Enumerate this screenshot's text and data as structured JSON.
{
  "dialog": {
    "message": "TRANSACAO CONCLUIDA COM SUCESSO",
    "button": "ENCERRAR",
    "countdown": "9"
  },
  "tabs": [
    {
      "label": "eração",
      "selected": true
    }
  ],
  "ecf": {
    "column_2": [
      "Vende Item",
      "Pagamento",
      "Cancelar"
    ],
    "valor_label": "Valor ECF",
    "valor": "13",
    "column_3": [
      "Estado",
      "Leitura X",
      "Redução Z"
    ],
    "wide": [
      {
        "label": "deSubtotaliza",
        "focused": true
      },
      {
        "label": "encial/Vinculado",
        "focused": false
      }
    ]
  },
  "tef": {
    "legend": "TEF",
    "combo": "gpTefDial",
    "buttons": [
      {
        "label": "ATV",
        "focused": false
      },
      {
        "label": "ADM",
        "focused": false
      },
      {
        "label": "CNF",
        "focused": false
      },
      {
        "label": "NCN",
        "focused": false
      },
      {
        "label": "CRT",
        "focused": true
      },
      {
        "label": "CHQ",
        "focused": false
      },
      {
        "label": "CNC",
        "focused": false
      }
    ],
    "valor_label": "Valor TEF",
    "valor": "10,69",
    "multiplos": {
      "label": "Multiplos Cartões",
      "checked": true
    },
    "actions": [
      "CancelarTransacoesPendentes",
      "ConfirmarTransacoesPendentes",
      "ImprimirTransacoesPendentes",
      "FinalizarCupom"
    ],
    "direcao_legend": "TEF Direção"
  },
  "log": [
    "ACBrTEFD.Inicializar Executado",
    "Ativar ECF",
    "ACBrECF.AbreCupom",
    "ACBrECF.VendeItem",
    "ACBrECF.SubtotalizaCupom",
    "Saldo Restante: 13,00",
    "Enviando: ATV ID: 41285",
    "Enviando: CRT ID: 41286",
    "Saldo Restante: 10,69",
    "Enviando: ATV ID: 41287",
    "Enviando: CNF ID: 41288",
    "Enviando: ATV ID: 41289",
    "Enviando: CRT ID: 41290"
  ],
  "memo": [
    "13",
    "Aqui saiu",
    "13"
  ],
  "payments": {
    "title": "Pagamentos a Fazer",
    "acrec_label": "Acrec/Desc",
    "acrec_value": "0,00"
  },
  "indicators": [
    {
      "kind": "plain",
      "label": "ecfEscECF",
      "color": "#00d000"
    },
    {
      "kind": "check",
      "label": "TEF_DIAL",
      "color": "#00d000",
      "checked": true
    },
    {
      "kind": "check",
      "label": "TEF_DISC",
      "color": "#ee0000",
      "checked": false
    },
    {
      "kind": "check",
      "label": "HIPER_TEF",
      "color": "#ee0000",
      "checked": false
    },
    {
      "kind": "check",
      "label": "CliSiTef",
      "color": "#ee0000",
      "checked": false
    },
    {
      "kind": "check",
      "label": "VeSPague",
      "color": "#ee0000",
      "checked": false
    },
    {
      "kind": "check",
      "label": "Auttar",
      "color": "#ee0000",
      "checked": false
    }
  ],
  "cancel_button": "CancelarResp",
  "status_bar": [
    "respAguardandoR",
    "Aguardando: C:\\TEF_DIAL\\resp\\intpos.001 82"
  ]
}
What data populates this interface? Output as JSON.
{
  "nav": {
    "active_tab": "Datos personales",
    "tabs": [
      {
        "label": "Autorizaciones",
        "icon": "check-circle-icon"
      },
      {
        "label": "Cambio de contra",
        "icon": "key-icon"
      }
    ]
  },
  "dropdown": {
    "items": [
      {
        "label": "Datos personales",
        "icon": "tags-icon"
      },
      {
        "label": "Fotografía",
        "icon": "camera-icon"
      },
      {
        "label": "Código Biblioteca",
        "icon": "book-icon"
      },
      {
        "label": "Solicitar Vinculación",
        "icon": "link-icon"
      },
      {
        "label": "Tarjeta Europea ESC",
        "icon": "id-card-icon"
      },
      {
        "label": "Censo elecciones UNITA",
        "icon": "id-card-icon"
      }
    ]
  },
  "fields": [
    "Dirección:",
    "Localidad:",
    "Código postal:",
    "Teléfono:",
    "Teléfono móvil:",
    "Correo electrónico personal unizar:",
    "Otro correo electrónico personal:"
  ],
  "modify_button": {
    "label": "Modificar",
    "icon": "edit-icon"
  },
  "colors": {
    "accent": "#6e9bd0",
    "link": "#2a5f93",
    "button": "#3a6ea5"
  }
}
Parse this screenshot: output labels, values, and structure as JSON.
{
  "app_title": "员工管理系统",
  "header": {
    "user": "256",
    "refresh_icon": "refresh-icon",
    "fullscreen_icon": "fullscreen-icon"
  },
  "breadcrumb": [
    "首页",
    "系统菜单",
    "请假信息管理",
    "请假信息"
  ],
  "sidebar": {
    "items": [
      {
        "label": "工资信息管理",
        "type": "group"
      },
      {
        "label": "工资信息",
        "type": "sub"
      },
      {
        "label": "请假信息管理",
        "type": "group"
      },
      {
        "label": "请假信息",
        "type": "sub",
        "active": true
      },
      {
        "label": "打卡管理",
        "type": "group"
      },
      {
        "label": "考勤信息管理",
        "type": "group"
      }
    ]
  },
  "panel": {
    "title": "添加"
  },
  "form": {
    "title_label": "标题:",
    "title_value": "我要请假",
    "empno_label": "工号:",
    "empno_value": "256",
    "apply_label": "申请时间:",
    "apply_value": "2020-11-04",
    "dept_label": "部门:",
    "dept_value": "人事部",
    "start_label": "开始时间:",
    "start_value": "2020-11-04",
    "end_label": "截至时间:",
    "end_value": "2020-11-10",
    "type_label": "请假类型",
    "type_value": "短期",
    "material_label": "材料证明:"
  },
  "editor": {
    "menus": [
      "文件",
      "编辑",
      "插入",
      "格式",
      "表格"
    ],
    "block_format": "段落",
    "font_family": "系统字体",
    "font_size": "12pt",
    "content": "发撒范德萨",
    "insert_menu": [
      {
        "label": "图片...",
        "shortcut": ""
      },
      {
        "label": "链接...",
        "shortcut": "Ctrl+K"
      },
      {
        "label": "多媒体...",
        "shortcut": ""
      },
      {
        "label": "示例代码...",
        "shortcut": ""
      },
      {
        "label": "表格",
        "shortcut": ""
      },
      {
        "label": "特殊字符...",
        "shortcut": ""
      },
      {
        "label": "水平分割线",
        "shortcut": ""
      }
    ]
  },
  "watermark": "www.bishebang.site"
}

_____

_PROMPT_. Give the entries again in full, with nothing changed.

_ANSWER SECTION_.
Enumerate this screenshot's text and data as structured JSON.
{
  "dialog": {
    "message": "TRANSACAO CONCLUIDA COM SUCESSO",
    "button": "ENCERRAR",
    "countdown": "9"
  },
  "tabs": [
    {
      "label": "eração",
      "selected": true
    }
  ],
  "ecf": {
    "column_2": [
      "Vende Item",
      "Pagamento",
      "Cancelar"
    ],
    "valor_label": "Valor ECF",
    "valor": "13",
    "column_3": [
      "Estado",
      "Leitura X",
      "Redução Z"
    ],
    "wide": [
      {
        "label": "deSubtotaliza",
        "focused": true
      },
      {
        "label": "encial/Vinculado",
        "focused": false
      }
    ]
  },
  "tef": {
    "legend": "TEF",
    "combo": "gpTefDial",
    "buttons": [
      {
        "label": "ATV",
        "focused": false
      },
      {
        "label": "ADM",
        "focused": false
      },
      {
        "label": "CNF",
        "focused": false
      },
      {
        "label": "NCN",
        "focused": false
      },
      {
        "label": "CRT",
        "focused": true
      },
      {
        "label": "CHQ",
        "focused": false
      },
      {
        "label": "CNC",
        "focused": false
      }
    ],
    "valor_label": "Valor TEF",
    "valor": "10,69",
    "multiplos": {
      "label": "Multiplos Cartões",
      "checked": true
    },
    "actions": [
      "CancelarTransacoesPendentes",
      "ConfirmarTransacoesPendentes",
      "ImprimirTransacoesPendentes",
      "FinalizarCupom"
    ],
    "direcao_legend": "TEF Direção"
  },
  "log": [
    "ACBrTEFD.Inicializar Executado",
    "Ativar ECF",
    "ACBrECF.AbreCupom",
    "ACBrECF.VendeItem",
    "ACBrECF.SubtotalizaCupom",
    "Saldo Restante: 13,00",
    "Enviando: ATV ID: 41285",
    "Enviando: CRT ID: 41286",
    "Saldo Restante: 10,69",
    "Enviando: ATV ID: 41287",
    "Enviando: CNF ID: 41288",
    "Enviando: ATV ID: 41289",
    "Enviando: CRT ID: 41290"
  ],
  "memo": [
    "13",
    "Aqui saiu",
    "13"
  ],
  "payments": {
    "title": "Pagamentos a Fazer",
    "acrec_label": "Acrec/Desc",
    "acrec_value": "0,00"
  },
  "indicators": [
    {
      "kind": "plain",
      "label": "ecfEscECF",
      "color": "#00d000"
    },
    {
      "kind": "check",
      "label": "TEF_DIAL",
      "color": "#00d000",
      "checked": true
    },
    {
      "kind": "check",
      "label": "TEF_DISC",
      "color": "#ee0000",
      "checked": false
    },
    {
      "kind": "check",
      "label": "HIPER_TEF",
      "color": "#ee0000",
      "checked": false
    },
    {
      "kind": "check",
      "label": "CliSiTef",
      "color": "#ee0000",
      "checked": false
    },
    {
      "kind": "check",
      "label": "VeSPague",
      "color": "#ee0000",
      "checked": false
    },
    {
      "kind": "check",
      "label": "Auttar",
      "color": "#ee0000",
      "checked": false
    }
  ],
  "cancel_button": "CancelarResp",
  "status_bar": [
    "respAguardandoR",
    "Aguardando: C:\\TEF_DIAL\\resp\\intpos.001 82"
  ]
}
What data populates this interface? Output as JSON.
{
  "nav": {
    "active_tab": "Datos personales",
    "tabs": [
      {
        "label": "Autorizaciones",
        "icon": "check-circle-icon"
      },
      {
        "label": "Cambio de contra",
        "icon": "key-icon"
      }
    ]
  },
  "dropdown": {
    "items": [
      {
        "label": "Datos personales",
        "icon": "tags-icon"
      },
      {
        "label": "Fotografía",
        "icon": "camera-icon"
      },
      {
        "label": "Código Biblioteca",
        "icon": "book-icon"
      },
      {
        "label": "Solicitar Vinculación",
        "icon": "link-icon"
      },
      {
        "label": "Tarjeta Europea ESC",
        "icon": "id-card-icon"
      },
      {
        "label": "Censo elecciones UNITA",
        "icon": "id-card-icon"
      }
    ]
  },
  "fields": [
    "Dirección:",
    "Localidad:",
    "Código postal:",
    "Teléfono:",
    "Teléfono móvil:",
    "Correo electrónico personal unizar:",
    "Otro correo electrónico personal:"
  ],
  "modify_button": {
    "label": "Modificar",
    "icon": "edit-icon"
  },
  "colors": {
    "accent": "#6e9bd0",
    "link": "#2a5f93",
    "button": "#3a6ea5"
  }
}
Parse this screenshot: output labels, values, and structure as JSON.
{
  "app_title": "员工管理系统",
  "header": {
    "user": "256",
    "refresh_icon": "refresh-icon",
    "fullscreen_icon": "fullscreen-icon"
  },
  "breadcrumb": [
    "首页",
    "系统菜单",
    "请假信息管理",
    "请假信息"
  ],
  "sidebar": {
    "items": [
      {
        "label": "工资信息管理",
        "type": "group"
      },
      {
        "label": "工资信息",
        "type": "sub"
      },
      {
        "label": "请假信息管理",
        "type": "group"
      },
      {
        "label": "请假信息",
        "type": "sub",
        "active": true
      },
      {
        "label": "打卡管理",
        "type": "group"
      },
      {
        "label": "考勤信息管理",
        "type": "group"
      }
    ]
  },
  "panel": {
    "title": "添加"
  },
  "form": {
    "title_label": "标题:",
    "title_value": "我要请假",
    "empno_label": "工号:",
    "empno_value": "256",
    "apply_label": "申请时间:",
    "apply_value": "2020-11-04",
    "dept_label": "部门:",
    "dept_value": "人事部",
    "start_label": "开始时间:",
    "start_value": "2020-11-04",
    "end_label": "截至时间:",
    "end_value": "2020-11-10",
    "type_label": "请假类型",
    "type_value": "短期",
    "material_label": "材料证明:"
  },
  "editor": {
    "menus": [
      "文件",
      "编辑",
      "插入",
      "格式",
      "表格"
    ],
    "block_format": "段落",
    "font_family": "系统字体",
    "font_size": "12pt",
    "content": "发撒范德萨",
    "insert_menu": [
      {
        "label": "图片...",
        "shortcut": ""
      },
      {
        "label": "链接...",
        "shortcut": "Ctrl+K"
      },
      {
        "label": "多媒体...",
        "shortcut": ""
      },
      {
        "label": "示例代码...",
        "shortcut": ""
      },
      {
        "label": "表格",
        "shortcut": ""
      },
      {
        "label": "特殊字符...",
        "shortcut": ""
      },
      {
        "label": "水平分割线",
        "shortcut": ""
      }
    ]
  },
  "watermark": "www.bishebang.site"
}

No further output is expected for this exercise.